§ Exercise aim
Reproduce the data in its entirety, exactly as supplied.

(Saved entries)
== Segment start ==

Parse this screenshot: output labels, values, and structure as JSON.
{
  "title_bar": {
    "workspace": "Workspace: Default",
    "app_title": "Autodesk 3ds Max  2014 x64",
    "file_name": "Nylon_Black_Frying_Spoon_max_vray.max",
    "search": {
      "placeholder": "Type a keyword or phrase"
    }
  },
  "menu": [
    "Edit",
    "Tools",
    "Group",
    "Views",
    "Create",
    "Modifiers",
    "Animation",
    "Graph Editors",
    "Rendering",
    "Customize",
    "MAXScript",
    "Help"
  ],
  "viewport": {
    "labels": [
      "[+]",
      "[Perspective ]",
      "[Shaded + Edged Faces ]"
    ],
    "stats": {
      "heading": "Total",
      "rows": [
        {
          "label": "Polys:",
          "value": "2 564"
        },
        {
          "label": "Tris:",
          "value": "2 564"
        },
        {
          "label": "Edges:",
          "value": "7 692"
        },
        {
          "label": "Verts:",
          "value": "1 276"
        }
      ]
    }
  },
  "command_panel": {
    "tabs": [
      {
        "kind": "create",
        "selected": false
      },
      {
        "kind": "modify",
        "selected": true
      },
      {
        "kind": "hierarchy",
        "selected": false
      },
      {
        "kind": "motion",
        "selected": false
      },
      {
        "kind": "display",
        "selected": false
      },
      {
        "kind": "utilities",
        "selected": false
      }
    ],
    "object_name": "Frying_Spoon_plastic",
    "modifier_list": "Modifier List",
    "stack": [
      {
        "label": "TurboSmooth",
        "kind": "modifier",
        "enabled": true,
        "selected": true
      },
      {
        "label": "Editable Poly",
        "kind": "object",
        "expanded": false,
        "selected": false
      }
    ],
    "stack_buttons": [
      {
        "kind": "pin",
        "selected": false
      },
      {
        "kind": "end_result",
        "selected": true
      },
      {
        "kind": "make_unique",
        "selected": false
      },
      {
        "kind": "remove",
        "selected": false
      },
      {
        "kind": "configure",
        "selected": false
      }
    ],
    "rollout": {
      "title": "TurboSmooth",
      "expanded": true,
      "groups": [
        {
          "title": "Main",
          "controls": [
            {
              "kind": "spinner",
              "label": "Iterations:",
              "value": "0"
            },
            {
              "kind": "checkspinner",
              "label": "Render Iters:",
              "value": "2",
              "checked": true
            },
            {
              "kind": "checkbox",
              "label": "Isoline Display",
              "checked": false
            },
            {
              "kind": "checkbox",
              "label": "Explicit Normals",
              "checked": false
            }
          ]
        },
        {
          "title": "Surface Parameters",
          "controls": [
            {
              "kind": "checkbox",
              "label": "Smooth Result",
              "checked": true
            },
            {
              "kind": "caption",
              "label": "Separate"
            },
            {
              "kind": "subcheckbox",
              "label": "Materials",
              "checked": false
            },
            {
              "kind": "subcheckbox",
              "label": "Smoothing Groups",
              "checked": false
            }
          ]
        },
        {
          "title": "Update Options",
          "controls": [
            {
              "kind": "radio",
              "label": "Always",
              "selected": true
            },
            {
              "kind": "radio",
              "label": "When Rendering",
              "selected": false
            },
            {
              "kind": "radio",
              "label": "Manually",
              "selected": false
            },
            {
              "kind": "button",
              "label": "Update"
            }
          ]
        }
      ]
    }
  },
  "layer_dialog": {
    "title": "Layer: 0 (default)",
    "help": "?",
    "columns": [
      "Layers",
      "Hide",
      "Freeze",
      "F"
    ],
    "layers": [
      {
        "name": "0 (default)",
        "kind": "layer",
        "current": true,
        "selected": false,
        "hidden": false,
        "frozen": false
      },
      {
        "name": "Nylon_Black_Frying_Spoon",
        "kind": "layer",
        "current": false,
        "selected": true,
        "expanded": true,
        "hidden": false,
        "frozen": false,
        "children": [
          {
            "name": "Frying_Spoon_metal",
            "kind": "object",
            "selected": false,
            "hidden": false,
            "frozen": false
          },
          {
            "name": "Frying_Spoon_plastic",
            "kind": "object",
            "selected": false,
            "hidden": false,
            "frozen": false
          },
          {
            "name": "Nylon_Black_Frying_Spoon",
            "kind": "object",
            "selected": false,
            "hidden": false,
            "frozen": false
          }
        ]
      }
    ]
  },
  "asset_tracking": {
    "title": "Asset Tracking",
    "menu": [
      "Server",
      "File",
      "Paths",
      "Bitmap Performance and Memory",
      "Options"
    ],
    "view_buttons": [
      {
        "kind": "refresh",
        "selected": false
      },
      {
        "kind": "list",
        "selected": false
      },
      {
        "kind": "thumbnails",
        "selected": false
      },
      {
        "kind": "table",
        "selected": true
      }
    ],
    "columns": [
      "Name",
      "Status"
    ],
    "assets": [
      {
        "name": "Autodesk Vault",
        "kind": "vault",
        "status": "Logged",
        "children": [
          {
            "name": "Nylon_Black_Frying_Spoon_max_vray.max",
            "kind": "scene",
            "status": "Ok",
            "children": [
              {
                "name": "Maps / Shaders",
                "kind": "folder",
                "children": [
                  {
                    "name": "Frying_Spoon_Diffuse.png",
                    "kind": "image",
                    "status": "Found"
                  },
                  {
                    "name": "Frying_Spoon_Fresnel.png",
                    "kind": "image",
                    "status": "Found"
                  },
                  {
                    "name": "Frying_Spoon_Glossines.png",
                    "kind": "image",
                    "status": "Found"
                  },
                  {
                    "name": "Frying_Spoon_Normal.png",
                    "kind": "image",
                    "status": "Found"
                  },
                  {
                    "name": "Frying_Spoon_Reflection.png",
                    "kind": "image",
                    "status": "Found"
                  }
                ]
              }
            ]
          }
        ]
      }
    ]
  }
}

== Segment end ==

§ Reply to the exercise
Parse this screenshot: output labels, values, and structure as JSON.
{
  "title_bar": {
    "workspace": "Workspace: Default",
    "app_title": "Autodesk 3ds Max  2014 x64",
    "file_name": "Nylon_Black_Frying_Spoon_max_vray.max",
    "search": {
      "placeholder": "Type a keyword or phrase"
    }
  },
  "menu": [
    "Edit",
    "Tools",
    "Group",
    "Views",
    "Create",
    "Modifiers",
    "Animation",
    "Graph Editors",
    "Rendering",
    "Customize",
    "MAXScript",
    "Help"
  ],
  "viewport": {
    "labels": [
      "[+]",
      "[Perspective ]",
      "[Shaded + Edged Faces ]"
    ],
    "stats": {
      "heading": "Total",
      "rows": [
        {
          "label": "Polys:",
          "value": "2 564"
        },
        {
          "label": "Tris:",
          "value": "2 564"
        },
        {
          "label": "Edges:",
          "value": "7 692"
        },
        {
          "label": "Verts:",
          "value": "1 276"
        }
      ]
    }
  },
  "command_panel": {
    "tabs": [
      {
        "kind": "create",
        "selected": false
      },
      {
        "kind": "modify",
        "selected": true
      },
      {
        "kind": "hierarchy",
        "selected": false
      },
      {
        "kind": "motion",
        "selected": false
      },
      {
        "kind": "display",
        "selected": false
      },
      {
        "kind": "utilities",
        "selected": false
      }
    ],
    "object_name": "Frying_Spoon_plastic",
    "modifier_list": "Modifier List",
    "stack": [
      {
        "label": "TurboSmooth",
        "kind": "modifier",
        "enabled": true,
        "selected": true
      },
      {
        "label": "Editable Poly",
        "kind": "object",
        "expanded": false,
        "selected": false
      }
    ],
    "stack_buttons": [
      {
        "kind": "pin",
        "selected": false
      },
      {
        "kind": "end_result",
        "selected": true
      },
      {
        "kind": "make_unique",
        "selected": false
      },
      {
        "kind": "remove",
        "selected": false
      },
      {
        "kind": "configure",
        "selected": false
      }
    ],
    "rollout": {
      "title": "TurboSmooth",
      "expanded": true,
      "groups": [
        {
          "title": "Main",
          "controls": [
            {
              "kind": "spinner",
              "label": "Iterations:",
              "value": "0"
            },
            {
              "kind": "checkspinner",
              "label": "Render Iters:",
              "value": "2",
              "checked": true
            },
            {
              "kind": "checkbox",
              "label": "Isoline Display",
              "checked": false
            },
            {
              "kind": "checkbox",
              "label": "Explicit Normals",
              "checked": false
            }
          ]
        },
        {
          "title": "Surface Parameters",
          "controls": [
            {
              "kind": "checkbox",
              "label": "Smooth Result",
              "checked": true
            },
            {
              "kind": "caption",
              "label": "Separate"
            },
            {
              "kind": "subcheckbox",
              "label": "Materials",
              "checked": false
            },
            {
              "kind": "subcheckbox",
              "label": "Smoothing Groups",
              "checked": false
            }
          ]
        },
        {
          "title": "Update Options",
          "controls": [
            {
              "kind": "radio",
              "label": "Always",
              "selected": true
            },
            {
              "kind": "radio",
              "label": "When Rendering",
              "selected": false
            },
            {
              "kind": "radio",
              "label": "Manually",
              "selected": false
            },
            {
              "kind": "button",
              "label": "Update"
            }
          ]
        }
      ]
    }
  },
  "layer_dialog": {
    "title": "Layer: 0 (default)",
    "help": "?",
    "columns": [
      "Layers",
      "Hide",
      "Freeze",
      "F"
    ],
    "layers": [
      {
        "name": "0 (default)",
        "kind": "layer",
        "current": true,
        "selected": false,
        "hidden": false,
        "frozen": false
      },
      {
        "name": "Nylon_Black_Frying_Spoon",
        "kind": "layer",
        "current": false,
        "selected": true,
        "expanded": true,
        "hidden": false,
        "frozen": false,
        "children": [
          {
            "name": "Frying_Spoon_metal",
            "kind": "object",
            "selected": false,
            "hidden": false,
            "frozen": false
          },
          {
            "name": "Frying_Spoon_plastic",
            "kind": "object",
            "selected": false,
            "hidden": false,
            "frozen": false
          },
          {
            "name": "Nylon_Black_Frying_Spoon",
            "kind": "object",
            "selected": false,
            "hidden": false,
            "frozen": false
          }
        ]
      }
    ]
  },
  "asset_tracking": {
    "title": "Asset Tracking",
    "menu": [
      "Server",
      "File",
      "Paths",
      "Bitmap Performance and Memory",
      "Options"
    ],
    "view_buttons": [
      {
        "kind": "refresh",
        "selected": false
      },
      {
        "kind": "list",
        "selected": false
      },
      {
        "kind": "thumbnails",
        "selected": false
      },
      {
        "kind": "table",
        "selected": true
      }
    ],
    "columns": [
      "Name",
      "Status"
    ],
    "assets": [
      {
        "name": "Autodesk Vault",
        "kind": "vault",
        "status": "Logged",
        "children": [
          {
            "name": "Nylon_Black_Frying_Spoon_max_vray.max",
            "kind": "scene",
            "status": "Ok",
            "children": [
              {
                "name": "Maps / Shaders",
                "kind": "folder",
                "children": [
                  {
                    "name": "Frying_Spoon_Diffuse.png",
                    "kind": "image",
                    "status": "Found"
                  },
                  {
                    "name": "Frying_Spoon_Fresnel.png",
                    "kind": "image",
                    "status": "Found"
                  },
                  {
                    "name": "Frying_Spoon_Glossines.png",
                    "kind": "image",
                    "status": "Found"
                  },
                  {
                    "name": "Frying_Spoon_Normal.png",
                    "kind": "image",
                    "status": "Found"
                  },
                  {
                    "name": "Frying_Spoon_Reflection.png",
                    "kind": "image",
                    "status": "Found"
                  }
                ]
              }
            ]
          }
        ]
      }
    ]
  }
}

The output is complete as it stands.